RECORDS PROVIDED:
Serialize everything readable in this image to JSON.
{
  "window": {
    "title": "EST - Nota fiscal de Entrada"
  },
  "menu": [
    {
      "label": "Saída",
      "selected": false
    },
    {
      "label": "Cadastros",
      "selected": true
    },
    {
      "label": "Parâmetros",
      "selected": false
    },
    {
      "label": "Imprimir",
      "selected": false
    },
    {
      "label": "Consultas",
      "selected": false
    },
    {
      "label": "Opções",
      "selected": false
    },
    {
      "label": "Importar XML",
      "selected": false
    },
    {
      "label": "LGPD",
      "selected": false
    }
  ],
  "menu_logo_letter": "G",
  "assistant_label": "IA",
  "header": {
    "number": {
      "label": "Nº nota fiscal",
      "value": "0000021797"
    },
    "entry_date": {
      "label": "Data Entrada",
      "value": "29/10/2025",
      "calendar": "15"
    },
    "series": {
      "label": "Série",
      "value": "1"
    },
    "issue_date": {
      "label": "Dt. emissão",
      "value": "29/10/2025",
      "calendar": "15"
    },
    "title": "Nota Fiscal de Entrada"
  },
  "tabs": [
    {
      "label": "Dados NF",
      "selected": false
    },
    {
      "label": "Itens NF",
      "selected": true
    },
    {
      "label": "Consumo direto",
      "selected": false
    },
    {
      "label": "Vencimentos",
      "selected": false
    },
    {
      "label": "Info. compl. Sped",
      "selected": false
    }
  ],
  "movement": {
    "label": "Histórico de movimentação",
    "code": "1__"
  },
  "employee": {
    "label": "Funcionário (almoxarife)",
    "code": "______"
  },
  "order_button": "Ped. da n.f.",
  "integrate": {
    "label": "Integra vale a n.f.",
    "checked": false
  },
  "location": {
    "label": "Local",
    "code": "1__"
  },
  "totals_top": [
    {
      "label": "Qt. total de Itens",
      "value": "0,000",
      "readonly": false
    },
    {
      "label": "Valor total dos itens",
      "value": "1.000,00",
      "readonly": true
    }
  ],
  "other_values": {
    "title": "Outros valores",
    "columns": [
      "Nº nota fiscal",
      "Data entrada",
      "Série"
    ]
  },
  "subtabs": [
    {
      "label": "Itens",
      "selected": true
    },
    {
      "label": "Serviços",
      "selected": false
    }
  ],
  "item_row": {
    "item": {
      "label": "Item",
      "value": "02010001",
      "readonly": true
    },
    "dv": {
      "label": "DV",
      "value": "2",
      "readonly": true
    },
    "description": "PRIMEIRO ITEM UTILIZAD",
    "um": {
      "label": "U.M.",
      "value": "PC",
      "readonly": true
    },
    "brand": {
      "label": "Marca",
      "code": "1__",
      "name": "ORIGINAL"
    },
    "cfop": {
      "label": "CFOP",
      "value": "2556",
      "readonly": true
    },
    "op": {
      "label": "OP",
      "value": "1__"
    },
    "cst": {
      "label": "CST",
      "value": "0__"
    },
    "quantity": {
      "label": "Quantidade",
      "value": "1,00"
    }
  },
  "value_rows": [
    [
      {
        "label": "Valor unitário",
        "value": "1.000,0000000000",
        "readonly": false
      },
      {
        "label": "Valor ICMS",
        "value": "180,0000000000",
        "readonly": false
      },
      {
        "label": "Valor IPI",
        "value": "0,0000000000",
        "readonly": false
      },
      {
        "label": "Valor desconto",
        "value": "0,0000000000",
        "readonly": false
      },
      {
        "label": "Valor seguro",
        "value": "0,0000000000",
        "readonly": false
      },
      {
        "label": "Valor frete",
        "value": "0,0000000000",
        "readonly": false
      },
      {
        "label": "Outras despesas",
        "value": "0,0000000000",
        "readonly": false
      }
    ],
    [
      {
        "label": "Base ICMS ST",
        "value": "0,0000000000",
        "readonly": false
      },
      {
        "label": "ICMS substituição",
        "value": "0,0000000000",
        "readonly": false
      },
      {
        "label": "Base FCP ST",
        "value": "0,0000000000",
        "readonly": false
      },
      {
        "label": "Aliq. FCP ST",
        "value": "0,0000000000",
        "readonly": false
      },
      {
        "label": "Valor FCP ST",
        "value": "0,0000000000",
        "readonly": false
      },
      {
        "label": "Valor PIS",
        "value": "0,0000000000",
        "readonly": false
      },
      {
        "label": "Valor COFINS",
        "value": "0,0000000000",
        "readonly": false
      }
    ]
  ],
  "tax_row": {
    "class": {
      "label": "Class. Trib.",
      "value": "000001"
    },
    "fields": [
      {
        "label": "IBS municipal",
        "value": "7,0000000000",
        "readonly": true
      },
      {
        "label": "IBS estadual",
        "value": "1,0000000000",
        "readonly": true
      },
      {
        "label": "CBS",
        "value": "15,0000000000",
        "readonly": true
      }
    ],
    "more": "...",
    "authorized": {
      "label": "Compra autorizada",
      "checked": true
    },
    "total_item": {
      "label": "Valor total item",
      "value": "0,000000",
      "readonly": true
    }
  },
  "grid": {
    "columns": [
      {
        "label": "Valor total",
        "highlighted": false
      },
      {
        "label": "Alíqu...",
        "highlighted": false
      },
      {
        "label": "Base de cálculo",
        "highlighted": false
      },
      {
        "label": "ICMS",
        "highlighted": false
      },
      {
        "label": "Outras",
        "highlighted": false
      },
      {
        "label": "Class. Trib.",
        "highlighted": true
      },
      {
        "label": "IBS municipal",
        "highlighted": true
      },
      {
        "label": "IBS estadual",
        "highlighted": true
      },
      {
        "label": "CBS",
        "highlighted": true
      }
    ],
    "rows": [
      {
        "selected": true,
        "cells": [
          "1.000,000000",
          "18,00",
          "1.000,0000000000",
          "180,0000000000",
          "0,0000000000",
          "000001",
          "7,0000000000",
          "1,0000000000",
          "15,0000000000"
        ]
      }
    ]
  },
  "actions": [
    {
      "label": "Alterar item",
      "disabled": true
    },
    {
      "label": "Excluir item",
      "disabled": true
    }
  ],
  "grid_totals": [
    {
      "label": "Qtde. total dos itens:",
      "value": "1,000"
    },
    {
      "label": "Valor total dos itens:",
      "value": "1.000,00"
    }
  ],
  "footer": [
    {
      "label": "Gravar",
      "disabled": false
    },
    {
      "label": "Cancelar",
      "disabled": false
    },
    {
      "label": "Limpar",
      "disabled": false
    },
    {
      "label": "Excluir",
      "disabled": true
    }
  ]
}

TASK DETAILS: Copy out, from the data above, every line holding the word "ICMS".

ANSWER SECTION:
        "label": "Valor ICMS",
        "label": "Base ICMS ST",
        "label": "ICMS substituição",
        "label": "ICMS",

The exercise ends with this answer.